GOAL OF THE EXERCISE = In the entries below, find every line with "true" and copy it.

◇ ◇ ◇ ◇

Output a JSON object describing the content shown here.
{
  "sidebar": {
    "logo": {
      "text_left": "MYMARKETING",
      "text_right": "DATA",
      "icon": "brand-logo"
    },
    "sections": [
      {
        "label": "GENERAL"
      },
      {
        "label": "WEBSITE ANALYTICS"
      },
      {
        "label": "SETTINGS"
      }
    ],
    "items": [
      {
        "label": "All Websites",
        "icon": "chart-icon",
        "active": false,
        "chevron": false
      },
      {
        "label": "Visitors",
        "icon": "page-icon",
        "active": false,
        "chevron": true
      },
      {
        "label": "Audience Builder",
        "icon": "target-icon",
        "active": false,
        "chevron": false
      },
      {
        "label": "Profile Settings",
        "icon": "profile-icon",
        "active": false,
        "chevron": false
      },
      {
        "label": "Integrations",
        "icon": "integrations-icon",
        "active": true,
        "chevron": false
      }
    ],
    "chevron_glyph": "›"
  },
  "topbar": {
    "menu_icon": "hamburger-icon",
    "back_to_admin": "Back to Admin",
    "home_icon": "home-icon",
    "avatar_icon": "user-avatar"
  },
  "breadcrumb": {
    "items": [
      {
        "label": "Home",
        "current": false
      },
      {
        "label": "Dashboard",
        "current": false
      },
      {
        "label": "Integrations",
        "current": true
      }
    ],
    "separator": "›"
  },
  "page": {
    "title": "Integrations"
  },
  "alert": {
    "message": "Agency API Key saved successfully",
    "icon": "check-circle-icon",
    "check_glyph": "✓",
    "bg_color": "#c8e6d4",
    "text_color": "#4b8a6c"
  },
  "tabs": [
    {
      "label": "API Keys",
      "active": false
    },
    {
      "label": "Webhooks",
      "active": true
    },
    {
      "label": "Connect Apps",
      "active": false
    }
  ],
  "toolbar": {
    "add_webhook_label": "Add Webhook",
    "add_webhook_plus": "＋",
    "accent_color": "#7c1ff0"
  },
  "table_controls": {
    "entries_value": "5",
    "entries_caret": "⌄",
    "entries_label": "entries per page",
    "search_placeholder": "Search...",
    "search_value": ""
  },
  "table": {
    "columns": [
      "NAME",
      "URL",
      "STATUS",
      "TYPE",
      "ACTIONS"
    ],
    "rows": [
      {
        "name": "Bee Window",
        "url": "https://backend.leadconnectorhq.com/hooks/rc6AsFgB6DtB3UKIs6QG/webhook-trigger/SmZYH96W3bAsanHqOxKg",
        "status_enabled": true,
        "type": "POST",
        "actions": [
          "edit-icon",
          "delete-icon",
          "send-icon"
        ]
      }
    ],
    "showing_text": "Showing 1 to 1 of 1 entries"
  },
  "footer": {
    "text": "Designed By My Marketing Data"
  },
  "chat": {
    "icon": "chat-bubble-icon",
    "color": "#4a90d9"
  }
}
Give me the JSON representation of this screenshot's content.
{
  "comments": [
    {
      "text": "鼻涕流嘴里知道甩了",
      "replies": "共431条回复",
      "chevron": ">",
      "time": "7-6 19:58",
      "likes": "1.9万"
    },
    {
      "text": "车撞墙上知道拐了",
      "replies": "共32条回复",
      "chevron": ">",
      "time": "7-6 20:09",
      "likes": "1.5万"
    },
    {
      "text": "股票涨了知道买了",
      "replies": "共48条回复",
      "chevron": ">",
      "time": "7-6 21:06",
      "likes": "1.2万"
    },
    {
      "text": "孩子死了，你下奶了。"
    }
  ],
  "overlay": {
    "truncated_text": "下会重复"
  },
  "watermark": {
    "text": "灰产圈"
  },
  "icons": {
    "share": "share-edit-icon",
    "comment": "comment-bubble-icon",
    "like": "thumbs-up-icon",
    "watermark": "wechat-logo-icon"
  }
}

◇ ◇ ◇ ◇

TASK SOLUTION =
        "chevron": true
        "active": true,
        "current": true
      "active": true
        "status_enabled": true,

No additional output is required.